More streaming services have been launched over the past few years than anyone could possibly hope to keep track of. Virtually every major entertainment company now has a streaming service or, at the very least, an app within which viewers can watch its content on demand. It was only a matter of time before some of the streamers opted to combine rather than compete, and this Monday, AT&T announced that it would be spinning off WarnerMedia into a standalone company that will merge with Discovery to challenge the likes of
In a press release, AT&T revealed that it will receive $43 billion under the terms of the deal, while its shareholders will receive stock representing 71% of the new company. Discovery will take the other 29%.
This is undoubtedly one of the biggest mergers of the streaming era, as WarnerMedia owns massive brands such as HBO, CNN, TBS, TNT, truTV, Cartoon Network, and the massive library of Warner Bros. movies. As for Discovery, the company owns and operates a huge variety of networks, like Discovery Channel, Food Network, HGTV, TLC, Animal Planet, Travel Channel, Investigation Discovery, and Oprah Winfrey Network.
The new company doesn’t have a name yet, but Discovery President and CEO David Zaslav will be in charge when the deal closes, which is expected to happen in mid-2022, subject to regulatory approval. Zaslav believes “everyone wins” following this merger – “consumers with more diverse choices, talent and storytellers with more resources and compelling pathways to larger audiences, and shareholders with a globally scaled growth company committed to a strong balance sheet that is better positioned to compete with the world’s largest streamers.”
AT&T CEO John Stankey and Zaslav noted that the two companies already spend more than $20 billion per year on content, which is even more than the $17.3 billion that Netflix spent in 2020.
According to Zaslav, we should learn the name of the new venture before the end of next week.

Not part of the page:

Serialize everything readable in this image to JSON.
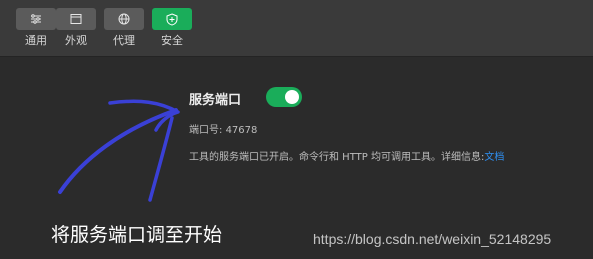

This is a rather abrupt ending to one of the most substantial acquisitions of the past several years. AT&T spent $85 billion on Time Warner less than three years ago, and despite the fact that